--- The data ---

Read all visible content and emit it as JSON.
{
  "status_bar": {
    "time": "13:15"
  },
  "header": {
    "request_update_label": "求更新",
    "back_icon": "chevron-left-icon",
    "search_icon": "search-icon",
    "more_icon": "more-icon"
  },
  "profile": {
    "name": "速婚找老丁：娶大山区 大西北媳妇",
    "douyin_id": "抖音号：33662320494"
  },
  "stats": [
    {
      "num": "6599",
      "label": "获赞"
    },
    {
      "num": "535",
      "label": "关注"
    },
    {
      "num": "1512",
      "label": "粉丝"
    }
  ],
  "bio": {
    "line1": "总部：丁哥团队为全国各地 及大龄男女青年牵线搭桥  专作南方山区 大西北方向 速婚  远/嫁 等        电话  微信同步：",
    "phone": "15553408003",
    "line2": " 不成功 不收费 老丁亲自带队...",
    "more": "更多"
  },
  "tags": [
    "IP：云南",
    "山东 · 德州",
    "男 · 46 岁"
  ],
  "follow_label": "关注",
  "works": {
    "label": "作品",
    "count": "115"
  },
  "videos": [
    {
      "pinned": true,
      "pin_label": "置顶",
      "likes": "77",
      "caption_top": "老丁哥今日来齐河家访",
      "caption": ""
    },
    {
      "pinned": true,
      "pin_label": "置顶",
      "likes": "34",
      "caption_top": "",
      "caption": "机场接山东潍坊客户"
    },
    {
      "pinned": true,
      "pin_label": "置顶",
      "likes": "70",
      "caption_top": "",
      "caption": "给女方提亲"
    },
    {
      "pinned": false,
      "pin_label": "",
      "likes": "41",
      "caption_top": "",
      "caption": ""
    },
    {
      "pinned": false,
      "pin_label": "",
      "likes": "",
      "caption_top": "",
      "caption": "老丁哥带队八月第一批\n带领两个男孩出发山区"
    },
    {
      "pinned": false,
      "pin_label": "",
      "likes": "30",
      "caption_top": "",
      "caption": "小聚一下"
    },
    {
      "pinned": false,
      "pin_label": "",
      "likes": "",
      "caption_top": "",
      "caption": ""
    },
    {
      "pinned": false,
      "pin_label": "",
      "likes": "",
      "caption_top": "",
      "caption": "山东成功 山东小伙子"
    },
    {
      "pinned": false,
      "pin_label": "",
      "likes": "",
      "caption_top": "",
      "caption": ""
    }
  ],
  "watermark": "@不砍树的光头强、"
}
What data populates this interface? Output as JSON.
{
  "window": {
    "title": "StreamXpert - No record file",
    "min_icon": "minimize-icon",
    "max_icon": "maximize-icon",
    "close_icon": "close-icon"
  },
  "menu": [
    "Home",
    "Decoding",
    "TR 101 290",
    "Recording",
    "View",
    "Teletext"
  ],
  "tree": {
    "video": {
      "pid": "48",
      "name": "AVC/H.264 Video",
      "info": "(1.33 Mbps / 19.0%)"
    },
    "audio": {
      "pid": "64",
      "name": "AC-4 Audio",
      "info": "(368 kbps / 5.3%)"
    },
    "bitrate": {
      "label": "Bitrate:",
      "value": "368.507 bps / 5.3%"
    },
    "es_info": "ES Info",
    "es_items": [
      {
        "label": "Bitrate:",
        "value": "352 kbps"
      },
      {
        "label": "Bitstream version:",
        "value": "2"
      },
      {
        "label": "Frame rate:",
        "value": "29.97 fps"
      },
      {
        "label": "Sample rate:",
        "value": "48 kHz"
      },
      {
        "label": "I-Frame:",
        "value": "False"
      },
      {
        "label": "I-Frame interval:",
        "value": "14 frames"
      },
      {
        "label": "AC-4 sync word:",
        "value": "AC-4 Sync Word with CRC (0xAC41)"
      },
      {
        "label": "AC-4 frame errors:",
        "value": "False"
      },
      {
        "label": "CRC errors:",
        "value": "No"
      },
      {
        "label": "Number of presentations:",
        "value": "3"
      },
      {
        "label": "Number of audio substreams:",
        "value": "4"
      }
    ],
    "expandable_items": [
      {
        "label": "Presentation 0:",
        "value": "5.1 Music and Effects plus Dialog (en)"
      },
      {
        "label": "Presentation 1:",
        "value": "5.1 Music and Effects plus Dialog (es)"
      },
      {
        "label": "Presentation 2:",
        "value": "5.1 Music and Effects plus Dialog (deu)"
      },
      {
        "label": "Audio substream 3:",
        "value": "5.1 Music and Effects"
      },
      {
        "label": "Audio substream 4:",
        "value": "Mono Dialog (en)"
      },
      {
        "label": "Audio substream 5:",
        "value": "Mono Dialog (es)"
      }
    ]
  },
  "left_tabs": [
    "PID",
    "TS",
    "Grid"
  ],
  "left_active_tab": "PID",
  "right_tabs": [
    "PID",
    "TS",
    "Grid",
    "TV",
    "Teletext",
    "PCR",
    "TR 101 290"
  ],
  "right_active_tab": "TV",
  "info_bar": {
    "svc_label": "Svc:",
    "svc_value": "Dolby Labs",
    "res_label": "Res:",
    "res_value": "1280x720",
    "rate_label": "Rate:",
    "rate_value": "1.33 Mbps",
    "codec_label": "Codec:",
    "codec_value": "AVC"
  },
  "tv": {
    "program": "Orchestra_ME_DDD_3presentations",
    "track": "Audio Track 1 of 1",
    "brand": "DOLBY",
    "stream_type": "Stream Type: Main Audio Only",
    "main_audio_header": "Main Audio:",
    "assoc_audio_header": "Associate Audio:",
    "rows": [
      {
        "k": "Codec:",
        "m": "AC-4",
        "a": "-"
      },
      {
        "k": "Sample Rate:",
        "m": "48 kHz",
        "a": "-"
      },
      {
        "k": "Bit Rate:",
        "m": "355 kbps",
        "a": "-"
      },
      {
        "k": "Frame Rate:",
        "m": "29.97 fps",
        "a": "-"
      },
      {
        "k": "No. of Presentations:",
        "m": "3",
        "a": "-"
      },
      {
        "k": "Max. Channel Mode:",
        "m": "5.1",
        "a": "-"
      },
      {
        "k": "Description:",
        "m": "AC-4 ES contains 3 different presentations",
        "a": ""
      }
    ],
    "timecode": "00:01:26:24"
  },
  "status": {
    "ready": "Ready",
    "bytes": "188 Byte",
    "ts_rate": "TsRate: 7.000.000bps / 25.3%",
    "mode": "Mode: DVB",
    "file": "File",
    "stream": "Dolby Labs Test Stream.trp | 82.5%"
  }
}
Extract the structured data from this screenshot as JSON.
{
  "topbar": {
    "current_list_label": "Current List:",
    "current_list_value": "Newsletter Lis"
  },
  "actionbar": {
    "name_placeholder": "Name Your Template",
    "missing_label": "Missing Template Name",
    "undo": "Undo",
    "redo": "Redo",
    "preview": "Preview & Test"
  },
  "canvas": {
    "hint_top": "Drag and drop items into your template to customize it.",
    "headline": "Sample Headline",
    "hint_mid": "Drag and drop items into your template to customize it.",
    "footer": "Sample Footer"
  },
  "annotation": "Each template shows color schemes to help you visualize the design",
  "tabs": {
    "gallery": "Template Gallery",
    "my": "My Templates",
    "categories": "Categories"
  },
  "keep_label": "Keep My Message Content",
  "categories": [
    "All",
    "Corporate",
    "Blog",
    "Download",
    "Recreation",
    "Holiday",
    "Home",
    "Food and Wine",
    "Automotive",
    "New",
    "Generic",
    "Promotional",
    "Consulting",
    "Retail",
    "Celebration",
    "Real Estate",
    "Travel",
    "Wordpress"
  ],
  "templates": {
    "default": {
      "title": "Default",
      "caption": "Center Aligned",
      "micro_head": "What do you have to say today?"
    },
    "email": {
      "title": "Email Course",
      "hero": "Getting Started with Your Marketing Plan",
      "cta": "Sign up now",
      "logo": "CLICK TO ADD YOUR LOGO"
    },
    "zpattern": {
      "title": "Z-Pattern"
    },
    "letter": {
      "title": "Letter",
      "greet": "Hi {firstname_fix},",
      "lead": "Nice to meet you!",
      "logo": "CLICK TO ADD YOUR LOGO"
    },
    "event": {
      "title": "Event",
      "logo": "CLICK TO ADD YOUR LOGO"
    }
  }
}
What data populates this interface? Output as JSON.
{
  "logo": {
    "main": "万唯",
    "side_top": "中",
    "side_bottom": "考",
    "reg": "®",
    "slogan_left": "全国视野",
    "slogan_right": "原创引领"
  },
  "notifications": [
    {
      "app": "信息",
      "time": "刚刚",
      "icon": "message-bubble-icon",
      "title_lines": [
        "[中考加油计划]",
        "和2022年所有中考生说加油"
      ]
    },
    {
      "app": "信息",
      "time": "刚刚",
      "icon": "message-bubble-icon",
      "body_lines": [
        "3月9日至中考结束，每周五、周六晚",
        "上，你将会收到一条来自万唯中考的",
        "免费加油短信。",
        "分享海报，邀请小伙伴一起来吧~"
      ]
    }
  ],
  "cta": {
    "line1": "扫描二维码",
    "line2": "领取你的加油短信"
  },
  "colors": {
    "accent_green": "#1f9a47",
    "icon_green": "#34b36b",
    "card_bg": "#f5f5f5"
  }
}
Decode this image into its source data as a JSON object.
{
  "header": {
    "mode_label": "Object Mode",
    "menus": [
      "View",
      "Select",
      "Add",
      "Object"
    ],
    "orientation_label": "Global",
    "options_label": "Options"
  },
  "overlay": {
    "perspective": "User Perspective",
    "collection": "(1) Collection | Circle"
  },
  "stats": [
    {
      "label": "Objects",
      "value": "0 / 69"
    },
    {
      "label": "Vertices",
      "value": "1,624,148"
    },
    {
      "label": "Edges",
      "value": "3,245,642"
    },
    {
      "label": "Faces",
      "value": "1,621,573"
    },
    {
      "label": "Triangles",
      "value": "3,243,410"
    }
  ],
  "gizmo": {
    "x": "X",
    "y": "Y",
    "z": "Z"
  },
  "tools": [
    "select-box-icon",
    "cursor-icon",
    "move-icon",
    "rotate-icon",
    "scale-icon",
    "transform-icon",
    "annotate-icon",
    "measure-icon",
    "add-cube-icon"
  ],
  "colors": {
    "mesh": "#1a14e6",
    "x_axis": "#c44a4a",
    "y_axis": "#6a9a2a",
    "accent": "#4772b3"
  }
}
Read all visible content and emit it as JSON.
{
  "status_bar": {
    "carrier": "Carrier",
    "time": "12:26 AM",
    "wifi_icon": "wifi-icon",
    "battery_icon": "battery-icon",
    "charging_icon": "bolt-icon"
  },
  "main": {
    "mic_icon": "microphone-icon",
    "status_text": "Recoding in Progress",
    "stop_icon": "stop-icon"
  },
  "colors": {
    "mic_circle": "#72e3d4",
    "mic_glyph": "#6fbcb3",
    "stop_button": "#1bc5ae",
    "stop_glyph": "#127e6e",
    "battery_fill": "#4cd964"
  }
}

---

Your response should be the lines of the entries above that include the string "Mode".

        "k": "Max. Channel Mode:",
    "mode": "Mode: DVB",
    "mode_label": "Object Mode",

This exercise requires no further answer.